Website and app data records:
[Start of section]

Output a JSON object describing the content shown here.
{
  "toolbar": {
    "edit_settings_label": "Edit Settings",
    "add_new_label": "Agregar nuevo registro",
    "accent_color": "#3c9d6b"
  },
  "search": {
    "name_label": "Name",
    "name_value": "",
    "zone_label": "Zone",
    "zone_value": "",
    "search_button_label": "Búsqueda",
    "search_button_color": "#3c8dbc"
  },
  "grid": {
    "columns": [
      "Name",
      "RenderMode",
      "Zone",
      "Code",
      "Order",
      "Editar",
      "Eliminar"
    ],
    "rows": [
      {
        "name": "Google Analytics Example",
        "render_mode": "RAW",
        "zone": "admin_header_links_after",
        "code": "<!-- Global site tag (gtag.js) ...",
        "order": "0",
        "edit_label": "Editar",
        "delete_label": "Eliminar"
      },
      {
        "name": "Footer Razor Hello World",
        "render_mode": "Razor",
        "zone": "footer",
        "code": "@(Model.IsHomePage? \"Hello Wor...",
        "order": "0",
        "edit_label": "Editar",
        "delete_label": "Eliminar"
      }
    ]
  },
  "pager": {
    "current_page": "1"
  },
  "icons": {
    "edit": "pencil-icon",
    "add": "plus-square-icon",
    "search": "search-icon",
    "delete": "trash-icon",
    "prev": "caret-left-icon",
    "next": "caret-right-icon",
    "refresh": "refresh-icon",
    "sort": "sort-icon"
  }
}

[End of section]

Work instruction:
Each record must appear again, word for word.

Task result:
Output a JSON object describing the content shown here.
{
  "toolbar": {
    "edit_settings_label": "Edit Settings",
    "add_new_label": "Agregar nuevo registro",
    "accent_color": "#3c9d6b"
  },
  "search": {
    "name_label": "Name",
    "name_value": "",
    "zone_label": "Zone",
    "zone_value": "",
    "search_button_label": "Búsqueda",
    "search_button_color": "#3c8dbc"
  },
  "grid": {
    "columns": [
      "Name",
      "RenderMode",
      "Zone",
      "Code",
      "Order",
      "Editar",
      "Eliminar"
    ],
    "rows": [
      {
        "name": "Google Analytics Example",
        "render_mode": "RAW",
        "zone": "admin_header_links_after",
        "code": "<!-- Global site tag (gtag.js) ...",
        "order": "0",
        "edit_label": "Editar",
        "delete_label": "Eliminar"
      },
      {
        "name": "Footer Razor Hello World",
        "render_mode": "Razor",
        "zone": "footer",
        "code": "@(Model.IsHomePage? \"Hello Wor...",
        "order": "0",
        "edit_label": "Editar",
        "delete_label": "Eliminar"
      }
    ]
  },
  "pager": {
    "current_page": "1"
  },
  "icons": {
    "edit": "pencil-icon",
    "add": "plus-square-icon",
    "search": "search-icon",
    "delete": "trash-icon",
    "prev": "caret-left-icon",
    "next": "caret-right-icon",
    "refresh": "refresh-icon",
    "sort": "sort-icon"
  }
}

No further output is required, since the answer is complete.